Thursday, April 15, 2010

Tax Day

Recently I was talking to someone about what we wanted to study next in Bible study. Our last study had us looking at the devastations and disappointments of our lives, the big things that have changed us. My friend thought it would be nice to do a Bible study that looked at how to live a Christian life everyday, what should our every day, ordinary lives look like. Life is mostly about the road between the peaks and valleys. Now we just have to find a study that delves into the ordinary.

So today as I was bombarded with last minute tax advise everywhere I looked, I thought about the things we do that are evidence of our faith but do not look different to the rest of the world. For example, we pay our taxes. And honestly I pay them cheerfully. I really don't mind rendering unto Caesar what is Caesar's. (Matt. 22:21) I like my roads, my libraries, my schools. I like knowing the fire department is a 911 call away. I don't mind "sharing my wealth" because honestly it is not my wealth, and even if it was, there is no long term value in money. It is just money.

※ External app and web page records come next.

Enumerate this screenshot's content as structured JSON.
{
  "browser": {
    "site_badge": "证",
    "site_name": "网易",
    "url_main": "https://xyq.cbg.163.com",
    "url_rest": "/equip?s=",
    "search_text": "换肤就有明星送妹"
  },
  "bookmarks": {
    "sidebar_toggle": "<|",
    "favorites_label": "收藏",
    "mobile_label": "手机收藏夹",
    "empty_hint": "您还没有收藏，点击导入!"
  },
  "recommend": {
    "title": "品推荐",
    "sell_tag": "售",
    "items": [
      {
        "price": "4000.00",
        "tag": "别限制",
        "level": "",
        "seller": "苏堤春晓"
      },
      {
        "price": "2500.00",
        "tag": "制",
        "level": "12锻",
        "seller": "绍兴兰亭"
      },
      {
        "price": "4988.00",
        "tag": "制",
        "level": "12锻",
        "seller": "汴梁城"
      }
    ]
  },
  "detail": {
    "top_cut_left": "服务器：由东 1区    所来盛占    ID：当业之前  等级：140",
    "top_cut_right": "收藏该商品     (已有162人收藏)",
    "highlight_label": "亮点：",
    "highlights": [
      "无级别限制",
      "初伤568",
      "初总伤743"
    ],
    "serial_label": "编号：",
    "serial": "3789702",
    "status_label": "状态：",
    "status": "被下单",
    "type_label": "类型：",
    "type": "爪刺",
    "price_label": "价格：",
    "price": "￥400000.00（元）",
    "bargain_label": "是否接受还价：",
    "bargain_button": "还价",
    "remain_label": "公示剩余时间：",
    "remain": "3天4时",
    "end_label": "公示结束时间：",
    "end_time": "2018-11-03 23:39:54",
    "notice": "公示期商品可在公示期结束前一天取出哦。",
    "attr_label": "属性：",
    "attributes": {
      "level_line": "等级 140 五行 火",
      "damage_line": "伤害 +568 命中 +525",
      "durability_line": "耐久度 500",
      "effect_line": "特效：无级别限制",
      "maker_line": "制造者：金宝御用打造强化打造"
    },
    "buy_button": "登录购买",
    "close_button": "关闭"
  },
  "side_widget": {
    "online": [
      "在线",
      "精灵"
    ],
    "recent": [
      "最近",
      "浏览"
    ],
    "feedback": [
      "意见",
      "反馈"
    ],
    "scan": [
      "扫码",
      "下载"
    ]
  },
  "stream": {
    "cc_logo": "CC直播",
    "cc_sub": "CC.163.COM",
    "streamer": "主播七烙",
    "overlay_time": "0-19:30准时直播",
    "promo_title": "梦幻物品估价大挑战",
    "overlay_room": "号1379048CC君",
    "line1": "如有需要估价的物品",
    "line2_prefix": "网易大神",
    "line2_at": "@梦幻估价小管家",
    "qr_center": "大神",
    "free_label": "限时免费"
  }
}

Because I don't mind paying my share and we believe it is important to be honest in both word and intention, we are also very honest on our taxes. We report all our income. We pay over the table even if it costs us a little more. We are conservative on our goodwill donation value estimates. We keep our receipts and don't try to "find" more tax breaks. Though we do enjoy the many deductions we do get to take that make our tax burden lighter. What I am trying to say is that we follow the law. At least as best we understand it and since we don't really understand it we have used the same trusted tax program for years because the people who write that program know their tax law.

Many people are ethical and honest on their taxes. It is sort of like those weird SAT questions. Ethical people follow the law. Christians follow the law. Therefore ethical people are all Christians? Obviously not. And not all Christians unfortunately are ethical. But in this one instance, on tax day. I would say that we are living out the convictions of our faith, our understanding of who God is, and His teachings on honesty and government and taxes. We trust that God is in control of our lives and that his precepts, his teachings, are for our benefit. We also trust that God is our ultimate provider. I don't need to cheat. Because it is not the money we "save" that provides for our needs. It is God that provides for our needs. Money is just one way He might do that.

Today is Tax Day. Just another opportunity for people of faith to put their trust in God, not money, and do the right thing. Seems simple, ordinary and not really inspiring at all. But that is every day life. The small decisions are where you find a person's true depth of faith. What is that saying, in a foxhole everyone is a believer? But at your computer, where no one is watching you give a value to that pair of shoes you gave to Goodwill, so much easier to waffle in your integrity there.

No comments:

Post a Comment